* **REQUIREMENT**: Count every line below that holds "Settings". Number only.

* **DATA**:
========================

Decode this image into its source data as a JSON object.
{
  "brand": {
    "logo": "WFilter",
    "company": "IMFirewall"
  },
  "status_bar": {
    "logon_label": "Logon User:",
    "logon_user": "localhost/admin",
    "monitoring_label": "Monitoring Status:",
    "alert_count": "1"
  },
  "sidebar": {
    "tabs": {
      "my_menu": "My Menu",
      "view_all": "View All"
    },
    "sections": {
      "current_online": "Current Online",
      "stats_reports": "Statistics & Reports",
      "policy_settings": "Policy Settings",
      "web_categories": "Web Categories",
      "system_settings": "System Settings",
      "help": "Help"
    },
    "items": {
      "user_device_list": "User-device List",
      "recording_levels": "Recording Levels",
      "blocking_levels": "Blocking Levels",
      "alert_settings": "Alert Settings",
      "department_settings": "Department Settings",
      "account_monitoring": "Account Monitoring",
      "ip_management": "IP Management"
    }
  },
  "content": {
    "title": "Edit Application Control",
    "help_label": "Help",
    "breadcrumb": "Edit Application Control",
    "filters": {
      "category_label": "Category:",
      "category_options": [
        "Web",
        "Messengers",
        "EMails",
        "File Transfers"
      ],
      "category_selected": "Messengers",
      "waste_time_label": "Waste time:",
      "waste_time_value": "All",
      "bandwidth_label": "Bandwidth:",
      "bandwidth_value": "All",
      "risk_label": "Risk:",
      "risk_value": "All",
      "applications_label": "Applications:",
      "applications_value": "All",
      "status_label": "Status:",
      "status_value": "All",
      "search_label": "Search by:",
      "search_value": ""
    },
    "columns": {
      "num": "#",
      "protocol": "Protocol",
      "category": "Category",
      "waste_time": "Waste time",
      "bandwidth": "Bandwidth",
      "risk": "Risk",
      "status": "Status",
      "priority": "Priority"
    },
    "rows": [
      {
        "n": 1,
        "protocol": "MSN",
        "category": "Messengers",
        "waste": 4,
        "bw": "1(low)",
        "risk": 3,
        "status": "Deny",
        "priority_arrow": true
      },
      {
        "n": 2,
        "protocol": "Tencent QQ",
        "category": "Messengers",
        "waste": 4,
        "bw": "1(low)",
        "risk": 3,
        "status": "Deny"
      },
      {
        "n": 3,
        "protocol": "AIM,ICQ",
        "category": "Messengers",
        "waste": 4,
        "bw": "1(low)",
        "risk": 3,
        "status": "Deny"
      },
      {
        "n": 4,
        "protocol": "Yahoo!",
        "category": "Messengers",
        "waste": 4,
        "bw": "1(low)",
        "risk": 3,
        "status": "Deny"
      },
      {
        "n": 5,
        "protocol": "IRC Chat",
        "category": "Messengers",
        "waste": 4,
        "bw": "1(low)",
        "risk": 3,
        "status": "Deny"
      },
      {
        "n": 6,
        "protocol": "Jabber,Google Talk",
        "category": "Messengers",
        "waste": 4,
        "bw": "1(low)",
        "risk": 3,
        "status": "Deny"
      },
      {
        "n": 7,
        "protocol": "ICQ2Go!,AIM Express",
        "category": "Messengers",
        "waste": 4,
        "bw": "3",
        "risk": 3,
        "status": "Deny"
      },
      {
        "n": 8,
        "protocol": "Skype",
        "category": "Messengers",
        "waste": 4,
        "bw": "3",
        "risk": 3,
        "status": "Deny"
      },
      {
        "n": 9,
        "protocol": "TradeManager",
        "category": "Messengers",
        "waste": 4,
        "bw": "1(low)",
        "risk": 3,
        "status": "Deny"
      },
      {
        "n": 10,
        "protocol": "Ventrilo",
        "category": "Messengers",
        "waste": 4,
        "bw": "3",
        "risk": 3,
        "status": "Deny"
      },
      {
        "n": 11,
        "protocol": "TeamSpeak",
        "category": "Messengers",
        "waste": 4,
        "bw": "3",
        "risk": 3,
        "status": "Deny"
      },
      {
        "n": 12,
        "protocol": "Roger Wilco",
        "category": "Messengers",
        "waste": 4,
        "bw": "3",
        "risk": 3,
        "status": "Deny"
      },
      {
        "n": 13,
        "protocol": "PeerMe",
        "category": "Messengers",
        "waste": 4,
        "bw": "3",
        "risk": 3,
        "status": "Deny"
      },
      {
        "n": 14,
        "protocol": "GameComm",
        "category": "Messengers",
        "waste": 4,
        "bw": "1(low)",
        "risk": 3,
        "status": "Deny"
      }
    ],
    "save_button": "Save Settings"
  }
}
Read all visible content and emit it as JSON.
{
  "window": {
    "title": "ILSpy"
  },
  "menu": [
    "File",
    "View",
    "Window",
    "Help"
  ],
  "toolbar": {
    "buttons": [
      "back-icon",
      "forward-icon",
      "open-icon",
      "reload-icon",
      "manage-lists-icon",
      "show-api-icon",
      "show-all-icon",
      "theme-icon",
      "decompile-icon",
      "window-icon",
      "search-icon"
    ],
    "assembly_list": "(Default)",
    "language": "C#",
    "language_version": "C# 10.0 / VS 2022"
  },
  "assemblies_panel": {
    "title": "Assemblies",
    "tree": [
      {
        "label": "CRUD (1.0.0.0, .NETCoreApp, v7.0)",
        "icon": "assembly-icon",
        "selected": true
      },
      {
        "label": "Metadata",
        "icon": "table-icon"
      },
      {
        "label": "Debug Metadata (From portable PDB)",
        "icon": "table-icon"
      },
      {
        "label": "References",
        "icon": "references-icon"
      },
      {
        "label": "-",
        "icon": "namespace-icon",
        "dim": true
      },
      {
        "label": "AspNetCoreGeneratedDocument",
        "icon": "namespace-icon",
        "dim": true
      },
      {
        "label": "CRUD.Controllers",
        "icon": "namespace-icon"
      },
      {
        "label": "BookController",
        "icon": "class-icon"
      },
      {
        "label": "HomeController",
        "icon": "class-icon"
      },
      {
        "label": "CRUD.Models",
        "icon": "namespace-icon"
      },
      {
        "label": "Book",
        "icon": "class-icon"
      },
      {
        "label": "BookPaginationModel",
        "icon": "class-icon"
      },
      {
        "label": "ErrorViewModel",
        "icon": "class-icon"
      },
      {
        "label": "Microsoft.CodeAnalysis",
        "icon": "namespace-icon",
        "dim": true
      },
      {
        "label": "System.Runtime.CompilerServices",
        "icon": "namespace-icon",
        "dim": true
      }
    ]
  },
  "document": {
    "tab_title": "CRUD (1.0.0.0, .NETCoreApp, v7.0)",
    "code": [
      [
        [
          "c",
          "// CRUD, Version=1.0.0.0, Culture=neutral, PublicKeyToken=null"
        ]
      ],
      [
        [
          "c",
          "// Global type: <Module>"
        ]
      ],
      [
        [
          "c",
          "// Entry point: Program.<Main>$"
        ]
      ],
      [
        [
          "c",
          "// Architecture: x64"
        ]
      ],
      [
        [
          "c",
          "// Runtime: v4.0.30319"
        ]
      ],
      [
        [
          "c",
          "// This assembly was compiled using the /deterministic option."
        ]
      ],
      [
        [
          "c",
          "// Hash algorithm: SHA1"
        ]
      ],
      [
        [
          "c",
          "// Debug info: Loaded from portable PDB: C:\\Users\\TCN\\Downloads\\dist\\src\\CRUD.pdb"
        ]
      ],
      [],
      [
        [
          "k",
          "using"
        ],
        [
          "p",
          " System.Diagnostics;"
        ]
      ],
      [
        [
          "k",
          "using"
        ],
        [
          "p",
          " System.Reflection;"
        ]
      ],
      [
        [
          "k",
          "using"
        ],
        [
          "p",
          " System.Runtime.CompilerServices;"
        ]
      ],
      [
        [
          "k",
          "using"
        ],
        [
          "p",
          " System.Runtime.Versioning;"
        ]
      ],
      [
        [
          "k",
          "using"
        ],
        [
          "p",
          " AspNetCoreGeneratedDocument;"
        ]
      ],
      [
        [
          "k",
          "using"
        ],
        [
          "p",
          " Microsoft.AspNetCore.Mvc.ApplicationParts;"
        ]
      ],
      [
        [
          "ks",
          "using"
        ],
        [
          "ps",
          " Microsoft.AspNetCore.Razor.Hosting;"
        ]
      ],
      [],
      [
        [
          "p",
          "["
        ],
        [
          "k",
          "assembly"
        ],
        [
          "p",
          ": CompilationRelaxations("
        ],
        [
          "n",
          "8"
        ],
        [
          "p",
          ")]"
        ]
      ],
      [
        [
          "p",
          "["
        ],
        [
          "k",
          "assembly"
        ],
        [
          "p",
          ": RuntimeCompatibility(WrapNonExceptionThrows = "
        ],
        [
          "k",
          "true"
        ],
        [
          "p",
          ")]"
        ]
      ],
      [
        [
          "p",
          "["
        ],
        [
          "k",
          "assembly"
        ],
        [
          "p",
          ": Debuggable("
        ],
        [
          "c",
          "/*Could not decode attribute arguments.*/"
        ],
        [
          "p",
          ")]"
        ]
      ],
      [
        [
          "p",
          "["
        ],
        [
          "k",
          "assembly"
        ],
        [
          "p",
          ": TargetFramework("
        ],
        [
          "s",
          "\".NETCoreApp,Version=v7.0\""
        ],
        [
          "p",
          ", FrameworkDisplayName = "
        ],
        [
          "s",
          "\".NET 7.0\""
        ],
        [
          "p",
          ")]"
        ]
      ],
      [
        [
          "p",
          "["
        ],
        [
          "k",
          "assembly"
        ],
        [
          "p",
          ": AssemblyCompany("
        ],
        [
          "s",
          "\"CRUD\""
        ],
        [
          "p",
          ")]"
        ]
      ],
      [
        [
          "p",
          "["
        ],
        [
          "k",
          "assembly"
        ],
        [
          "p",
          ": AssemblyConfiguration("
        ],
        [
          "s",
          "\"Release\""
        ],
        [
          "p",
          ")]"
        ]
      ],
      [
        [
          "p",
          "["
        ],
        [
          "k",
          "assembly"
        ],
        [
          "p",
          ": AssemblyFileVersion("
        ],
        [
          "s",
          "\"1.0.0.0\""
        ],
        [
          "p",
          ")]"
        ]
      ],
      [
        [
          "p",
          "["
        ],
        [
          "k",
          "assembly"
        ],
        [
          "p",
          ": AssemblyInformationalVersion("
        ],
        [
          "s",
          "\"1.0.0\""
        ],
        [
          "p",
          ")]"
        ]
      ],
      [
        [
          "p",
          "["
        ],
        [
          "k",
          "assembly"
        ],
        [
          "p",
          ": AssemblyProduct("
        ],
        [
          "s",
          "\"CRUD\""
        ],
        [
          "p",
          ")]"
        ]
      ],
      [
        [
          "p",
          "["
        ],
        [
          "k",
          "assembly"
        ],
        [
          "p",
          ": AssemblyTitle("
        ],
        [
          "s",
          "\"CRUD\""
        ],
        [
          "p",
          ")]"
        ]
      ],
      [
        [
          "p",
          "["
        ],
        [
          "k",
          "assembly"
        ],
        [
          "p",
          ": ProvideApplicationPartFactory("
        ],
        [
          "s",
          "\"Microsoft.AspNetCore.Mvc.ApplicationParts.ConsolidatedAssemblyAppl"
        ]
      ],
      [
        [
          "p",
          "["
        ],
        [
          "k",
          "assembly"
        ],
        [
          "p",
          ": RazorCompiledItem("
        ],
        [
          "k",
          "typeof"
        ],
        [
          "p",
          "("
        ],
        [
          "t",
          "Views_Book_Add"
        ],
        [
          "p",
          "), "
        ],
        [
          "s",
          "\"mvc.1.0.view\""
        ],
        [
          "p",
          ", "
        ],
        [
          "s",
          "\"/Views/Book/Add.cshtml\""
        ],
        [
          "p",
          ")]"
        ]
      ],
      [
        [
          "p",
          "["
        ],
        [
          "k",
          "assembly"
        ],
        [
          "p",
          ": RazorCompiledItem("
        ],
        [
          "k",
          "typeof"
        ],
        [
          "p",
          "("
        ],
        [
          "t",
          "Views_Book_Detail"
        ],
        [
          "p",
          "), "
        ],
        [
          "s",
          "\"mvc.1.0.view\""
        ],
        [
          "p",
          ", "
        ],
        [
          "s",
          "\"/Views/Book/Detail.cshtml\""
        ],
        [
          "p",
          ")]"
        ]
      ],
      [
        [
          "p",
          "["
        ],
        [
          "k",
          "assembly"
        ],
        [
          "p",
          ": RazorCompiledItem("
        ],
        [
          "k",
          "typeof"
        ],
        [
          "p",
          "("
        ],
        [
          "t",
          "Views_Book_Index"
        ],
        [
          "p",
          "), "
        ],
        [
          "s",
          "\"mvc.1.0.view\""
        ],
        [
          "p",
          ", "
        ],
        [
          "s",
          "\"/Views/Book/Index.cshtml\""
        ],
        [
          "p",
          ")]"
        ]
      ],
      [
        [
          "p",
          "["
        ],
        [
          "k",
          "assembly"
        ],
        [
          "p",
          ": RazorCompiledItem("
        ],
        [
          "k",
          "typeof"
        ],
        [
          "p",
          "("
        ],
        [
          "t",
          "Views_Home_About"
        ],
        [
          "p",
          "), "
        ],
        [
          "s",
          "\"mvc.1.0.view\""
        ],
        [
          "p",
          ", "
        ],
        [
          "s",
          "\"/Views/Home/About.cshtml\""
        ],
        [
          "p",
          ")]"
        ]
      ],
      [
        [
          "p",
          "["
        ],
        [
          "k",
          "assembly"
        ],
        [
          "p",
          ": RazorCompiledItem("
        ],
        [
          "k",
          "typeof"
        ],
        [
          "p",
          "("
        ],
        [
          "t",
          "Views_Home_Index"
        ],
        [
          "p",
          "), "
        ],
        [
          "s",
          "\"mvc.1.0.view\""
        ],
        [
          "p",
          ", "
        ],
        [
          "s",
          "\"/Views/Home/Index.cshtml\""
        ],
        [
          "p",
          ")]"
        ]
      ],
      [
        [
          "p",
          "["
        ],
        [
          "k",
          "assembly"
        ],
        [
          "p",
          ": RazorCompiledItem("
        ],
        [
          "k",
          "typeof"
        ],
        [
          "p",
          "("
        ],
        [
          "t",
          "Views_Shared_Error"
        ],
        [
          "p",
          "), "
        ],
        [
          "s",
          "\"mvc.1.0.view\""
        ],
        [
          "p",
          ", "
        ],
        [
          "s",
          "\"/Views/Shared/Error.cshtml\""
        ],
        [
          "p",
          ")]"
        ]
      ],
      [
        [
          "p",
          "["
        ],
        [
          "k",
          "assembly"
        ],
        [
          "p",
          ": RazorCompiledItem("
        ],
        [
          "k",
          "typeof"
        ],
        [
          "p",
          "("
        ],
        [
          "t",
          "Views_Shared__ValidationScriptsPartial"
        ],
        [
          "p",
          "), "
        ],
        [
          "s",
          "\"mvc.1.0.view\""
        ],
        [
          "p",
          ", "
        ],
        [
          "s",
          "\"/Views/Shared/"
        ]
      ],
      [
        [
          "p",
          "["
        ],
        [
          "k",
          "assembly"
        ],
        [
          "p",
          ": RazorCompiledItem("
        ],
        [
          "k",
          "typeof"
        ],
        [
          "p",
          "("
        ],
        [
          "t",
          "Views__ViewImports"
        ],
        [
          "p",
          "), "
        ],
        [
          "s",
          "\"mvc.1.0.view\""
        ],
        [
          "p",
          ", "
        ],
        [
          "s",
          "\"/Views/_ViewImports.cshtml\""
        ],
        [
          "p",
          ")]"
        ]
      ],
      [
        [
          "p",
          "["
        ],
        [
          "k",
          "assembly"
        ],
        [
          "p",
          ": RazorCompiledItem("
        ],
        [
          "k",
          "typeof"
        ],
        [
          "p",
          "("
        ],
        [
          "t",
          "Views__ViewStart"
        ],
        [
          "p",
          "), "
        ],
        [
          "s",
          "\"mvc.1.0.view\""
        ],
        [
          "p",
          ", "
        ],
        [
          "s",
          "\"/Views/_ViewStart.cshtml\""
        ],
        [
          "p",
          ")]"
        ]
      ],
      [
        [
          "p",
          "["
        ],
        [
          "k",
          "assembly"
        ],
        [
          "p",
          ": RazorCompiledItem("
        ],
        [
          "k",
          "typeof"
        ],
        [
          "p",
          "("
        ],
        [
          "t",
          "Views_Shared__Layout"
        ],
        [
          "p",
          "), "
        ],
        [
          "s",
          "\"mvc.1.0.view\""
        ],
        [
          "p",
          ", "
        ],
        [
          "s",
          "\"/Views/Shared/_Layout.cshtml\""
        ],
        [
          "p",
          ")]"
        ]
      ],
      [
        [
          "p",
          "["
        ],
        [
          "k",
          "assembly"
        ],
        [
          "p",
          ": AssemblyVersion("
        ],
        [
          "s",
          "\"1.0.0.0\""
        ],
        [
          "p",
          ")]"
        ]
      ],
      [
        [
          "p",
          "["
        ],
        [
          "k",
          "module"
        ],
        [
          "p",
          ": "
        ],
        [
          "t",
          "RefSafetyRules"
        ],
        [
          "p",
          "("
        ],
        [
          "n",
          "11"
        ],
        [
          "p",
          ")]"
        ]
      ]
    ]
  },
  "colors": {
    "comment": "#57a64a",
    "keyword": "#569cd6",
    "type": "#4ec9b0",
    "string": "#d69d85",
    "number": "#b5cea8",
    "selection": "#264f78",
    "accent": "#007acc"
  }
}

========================

* **EXERCISE SOLUTION**: 5